▶ _Exercise goal_:
Print the full set of records below, character for character and picture-free.

Data about app and page elements
++++++++++

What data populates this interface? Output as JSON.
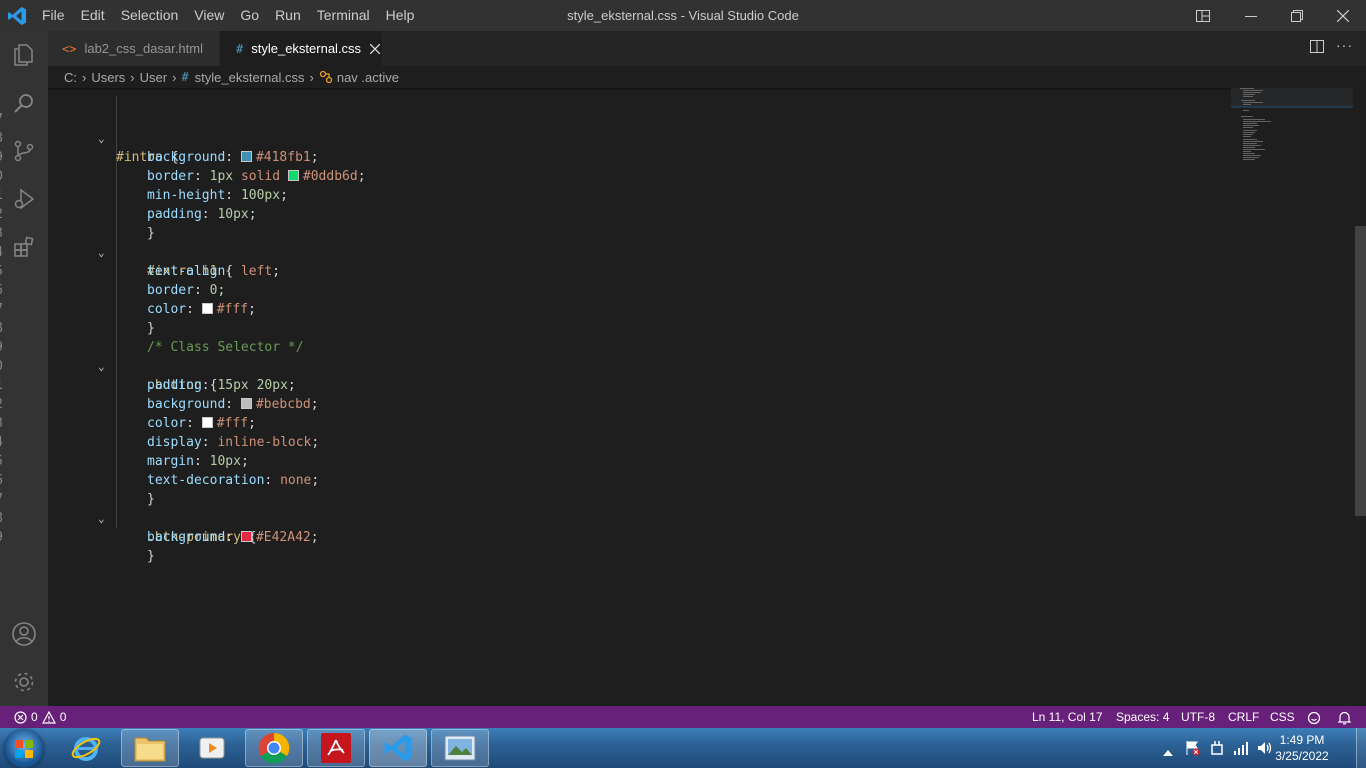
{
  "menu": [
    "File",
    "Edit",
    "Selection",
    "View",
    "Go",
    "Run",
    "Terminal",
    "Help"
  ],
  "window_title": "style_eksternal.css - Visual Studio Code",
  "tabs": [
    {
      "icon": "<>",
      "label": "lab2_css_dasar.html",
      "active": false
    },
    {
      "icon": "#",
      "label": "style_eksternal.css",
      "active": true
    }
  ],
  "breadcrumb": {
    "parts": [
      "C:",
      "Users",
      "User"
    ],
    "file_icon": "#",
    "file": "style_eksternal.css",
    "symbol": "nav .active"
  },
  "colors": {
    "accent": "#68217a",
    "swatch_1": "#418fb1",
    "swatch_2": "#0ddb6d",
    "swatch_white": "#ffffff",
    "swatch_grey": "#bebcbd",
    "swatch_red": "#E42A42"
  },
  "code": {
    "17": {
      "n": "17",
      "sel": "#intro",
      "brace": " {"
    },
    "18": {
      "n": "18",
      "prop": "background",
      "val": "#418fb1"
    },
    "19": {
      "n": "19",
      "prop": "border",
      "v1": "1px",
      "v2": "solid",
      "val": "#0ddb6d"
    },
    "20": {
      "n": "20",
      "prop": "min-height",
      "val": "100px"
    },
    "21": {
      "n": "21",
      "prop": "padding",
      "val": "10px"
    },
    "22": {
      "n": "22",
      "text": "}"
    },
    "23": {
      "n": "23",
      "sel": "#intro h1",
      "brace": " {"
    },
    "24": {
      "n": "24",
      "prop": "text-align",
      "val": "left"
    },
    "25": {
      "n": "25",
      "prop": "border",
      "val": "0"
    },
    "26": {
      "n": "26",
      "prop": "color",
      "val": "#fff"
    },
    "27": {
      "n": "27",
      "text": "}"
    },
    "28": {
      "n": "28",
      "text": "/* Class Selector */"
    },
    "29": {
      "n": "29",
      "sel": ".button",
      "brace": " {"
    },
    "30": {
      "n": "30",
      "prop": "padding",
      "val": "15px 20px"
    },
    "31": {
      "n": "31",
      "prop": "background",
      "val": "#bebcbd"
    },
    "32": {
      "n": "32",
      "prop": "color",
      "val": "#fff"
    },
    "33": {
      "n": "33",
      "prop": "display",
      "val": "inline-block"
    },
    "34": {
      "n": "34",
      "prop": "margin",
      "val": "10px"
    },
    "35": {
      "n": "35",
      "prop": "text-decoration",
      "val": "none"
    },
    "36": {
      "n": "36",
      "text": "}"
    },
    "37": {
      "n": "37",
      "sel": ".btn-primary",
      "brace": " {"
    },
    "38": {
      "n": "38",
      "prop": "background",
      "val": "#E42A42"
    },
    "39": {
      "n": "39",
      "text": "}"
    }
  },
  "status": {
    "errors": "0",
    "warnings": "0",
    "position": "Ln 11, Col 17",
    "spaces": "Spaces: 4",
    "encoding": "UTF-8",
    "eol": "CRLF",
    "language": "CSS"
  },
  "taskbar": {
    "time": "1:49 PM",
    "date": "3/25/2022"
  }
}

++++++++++

▶ _Written solution_:
What data populates this interface? Output as JSON.
{
  "menu": [
    "File",
    "Edit",
    "Selection",
    "View",
    "Go",
    "Run",
    "Terminal",
    "Help"
  ],
  "window_title": "style_eksternal.css - Visual Studio Code",
  "tabs": [
    {
      "icon": "<>",
      "label": "lab2_css_dasar.html",
      "active": false
    },
    {
      "icon": "#",
      "label": "style_eksternal.css",
      "active": true
    }
  ],
  "breadcrumb": {
    "parts": [
      "C:",
      "Users",
      "User"
    ],
    "file_icon": "#",
    "file": "style_eksternal.css",
    "symbol": "nav .active"
  },
  "colors": {
    "accent": "#68217a",
    "swatch_1": "#418fb1",
    "swatch_2": "#0ddb6d",
    "swatch_white": "#ffffff",
    "swatch_grey": "#bebcbd",
    "swatch_red": "#E42A42"
  },
  "code": {
    "17": {
      "n": "17",
      "sel": "#intro",
      "brace": " {"
    },
    "18": {
      "n": "18",
      "prop": "background",
      "val": "#418fb1"
    },
    "19": {
      "n": "19",
      "prop": "border",
      "v1": "1px",
      "v2": "solid",
      "val": "#0ddb6d"
    },
    "20": {
      "n": "20",
      "prop": "min-height",
      "val": "100px"
    },
    "21": {
      "n": "21",
      "prop": "padding",
      "val": "10px"
    },
    "22": {
      "n": "22",
      "text": "}"
    },
    "23": {
      "n": "23",
      "sel": "#intro h1",
      "brace": " {"
    },
    "24": {
      "n": "24",
      "prop": "text-align",
      "val": "left"
    },
    "25": {
      "n": "25",
      "prop": "border",
      "val": "0"
    },
    "26": {
      "n": "26",
      "prop": "color",
      "val": "#fff"
    },
    "27": {
      "n": "27",
      "text": "}"
    },
    "28": {
      "n": "28",
      "text": "/* Class Selector */"
    },
    "29": {
      "n": "29",
      "sel": ".button",
      "brace": " {"
    },
    "30": {
      "n": "30",
      "prop": "padding",
      "val": "15px 20px"
    },
    "31": {
      "n": "31",
      "prop": "background",
      "val": "#bebcbd"
    },
    "32": {
      "n": "32",
      "prop": "color",
      "val": "#fff"
    },
    "33": {
      "n": "33",
      "prop": "display",
      "val": "inline-block"
    },
    "34": {
      "n": "34",
      "prop": "margin",
      "val": "10px"
    },
    "35": {
      "n": "35",
      "prop": "text-decoration",
      "val": "none"
    },
    "36": {
      "n": "36",
      "text": "}"
    },
    "37": {
      "n": "37",
      "sel": ".btn-primary",
      "brace": " {"
    },
    "38": {
      "n": "38",
      "prop": "background",
      "val": "#E42A42"
    },
    "39": {
      "n": "39",
      "text": "}"
    }
  },
  "status": {
    "errors": "0",
    "warnings": "0",
    "position": "Ln 11, Col 17",
    "spaces": "Spaces: 4",
    "encoding": "UTF-8",
    "eol": "CRLF",
    "language": "CSS"
  },
  "taskbar": {
    "time": "1:49 PM",
    "date": "3/25/2022"
  }
}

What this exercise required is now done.